(Dataset entries)
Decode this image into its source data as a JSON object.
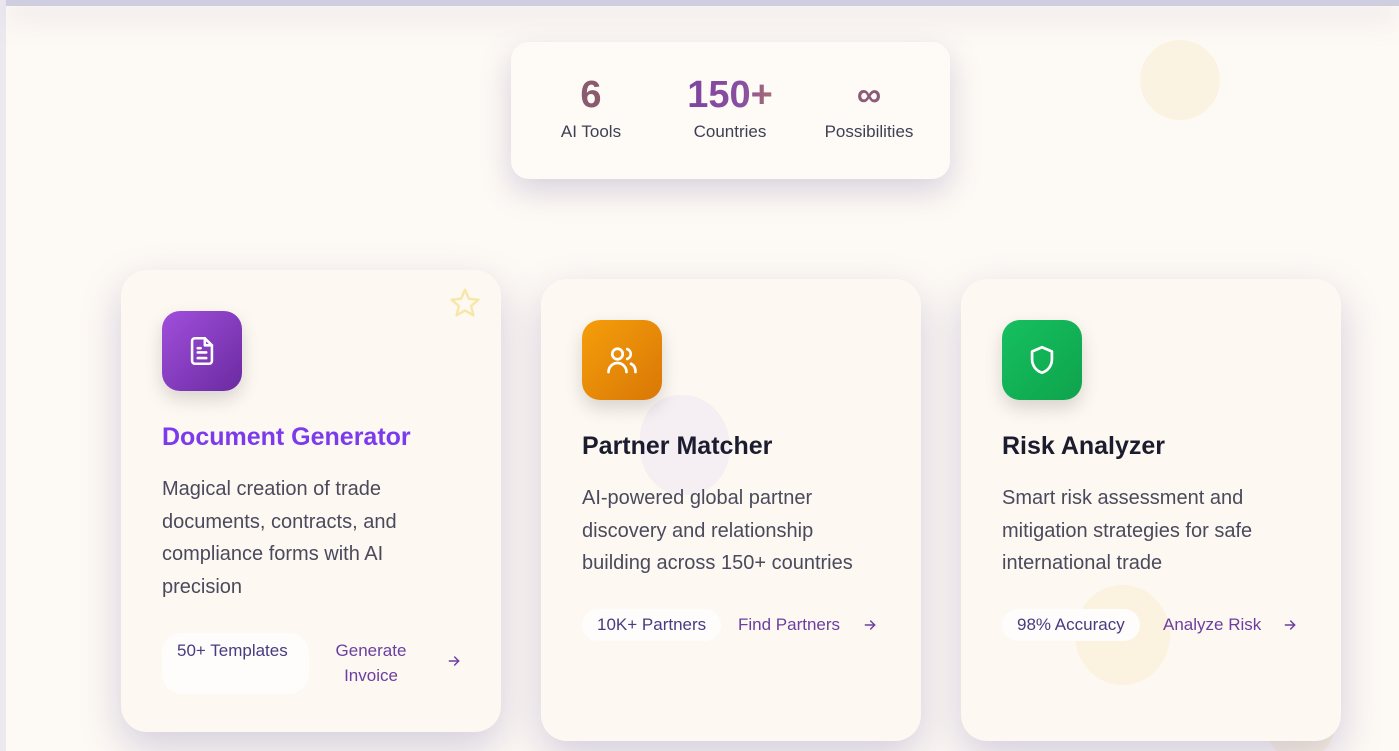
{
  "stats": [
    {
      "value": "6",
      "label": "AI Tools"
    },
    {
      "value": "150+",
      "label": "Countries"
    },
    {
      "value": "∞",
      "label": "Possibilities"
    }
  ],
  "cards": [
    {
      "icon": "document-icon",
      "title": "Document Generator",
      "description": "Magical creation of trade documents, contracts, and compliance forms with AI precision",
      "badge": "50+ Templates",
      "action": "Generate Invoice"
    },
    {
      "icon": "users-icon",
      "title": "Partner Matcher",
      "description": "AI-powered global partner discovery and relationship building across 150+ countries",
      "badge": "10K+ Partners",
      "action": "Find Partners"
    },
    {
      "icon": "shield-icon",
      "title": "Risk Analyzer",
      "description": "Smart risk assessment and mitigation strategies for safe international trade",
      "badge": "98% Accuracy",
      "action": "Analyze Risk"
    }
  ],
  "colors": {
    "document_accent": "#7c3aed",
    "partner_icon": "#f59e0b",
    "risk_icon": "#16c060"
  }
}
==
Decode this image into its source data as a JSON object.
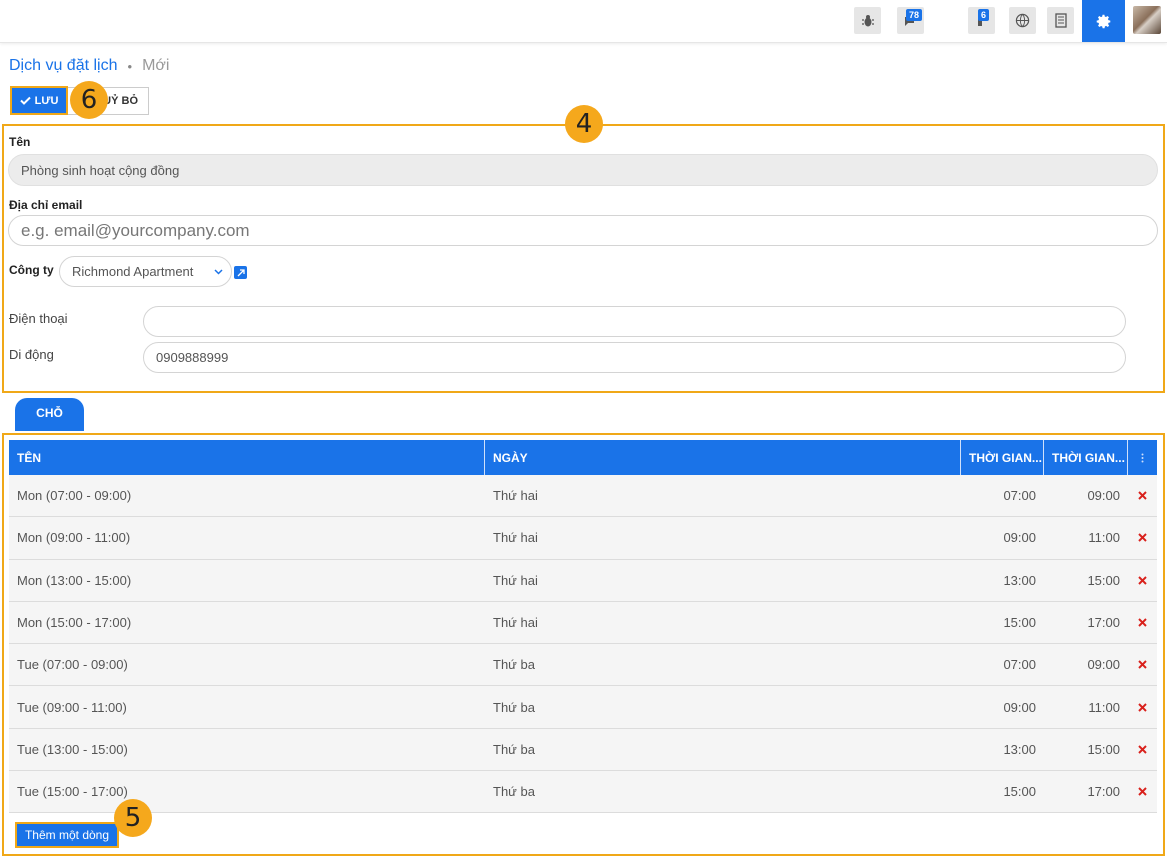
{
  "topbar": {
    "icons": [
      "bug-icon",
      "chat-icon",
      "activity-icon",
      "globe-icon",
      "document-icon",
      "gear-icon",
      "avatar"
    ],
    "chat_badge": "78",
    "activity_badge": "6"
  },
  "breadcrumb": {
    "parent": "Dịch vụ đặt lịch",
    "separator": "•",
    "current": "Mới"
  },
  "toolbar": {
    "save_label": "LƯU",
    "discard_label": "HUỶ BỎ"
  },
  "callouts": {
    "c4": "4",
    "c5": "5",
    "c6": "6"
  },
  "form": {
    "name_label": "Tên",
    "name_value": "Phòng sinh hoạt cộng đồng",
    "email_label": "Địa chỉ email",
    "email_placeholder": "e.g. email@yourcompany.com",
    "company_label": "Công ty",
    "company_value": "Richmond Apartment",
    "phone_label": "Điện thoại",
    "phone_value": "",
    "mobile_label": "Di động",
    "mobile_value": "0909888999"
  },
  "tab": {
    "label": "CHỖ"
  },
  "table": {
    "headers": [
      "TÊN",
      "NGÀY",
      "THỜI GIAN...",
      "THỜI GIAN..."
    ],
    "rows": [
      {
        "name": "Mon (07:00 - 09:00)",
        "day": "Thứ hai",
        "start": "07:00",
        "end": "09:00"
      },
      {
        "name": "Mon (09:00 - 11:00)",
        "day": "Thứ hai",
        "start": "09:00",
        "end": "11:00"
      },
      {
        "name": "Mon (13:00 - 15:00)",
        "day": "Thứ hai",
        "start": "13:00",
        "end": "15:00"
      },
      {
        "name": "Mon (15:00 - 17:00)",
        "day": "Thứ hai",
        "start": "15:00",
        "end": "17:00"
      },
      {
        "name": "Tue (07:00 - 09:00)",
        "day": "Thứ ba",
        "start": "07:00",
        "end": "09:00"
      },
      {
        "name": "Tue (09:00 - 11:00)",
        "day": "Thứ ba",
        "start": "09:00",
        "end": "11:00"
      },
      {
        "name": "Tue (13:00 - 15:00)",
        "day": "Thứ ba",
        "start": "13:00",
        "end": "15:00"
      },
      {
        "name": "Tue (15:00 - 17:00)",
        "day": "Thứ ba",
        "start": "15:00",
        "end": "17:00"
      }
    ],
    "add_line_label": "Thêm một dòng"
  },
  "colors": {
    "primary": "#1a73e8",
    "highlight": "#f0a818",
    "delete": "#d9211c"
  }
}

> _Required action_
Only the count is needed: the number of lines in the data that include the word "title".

> _Result of this exercise_
3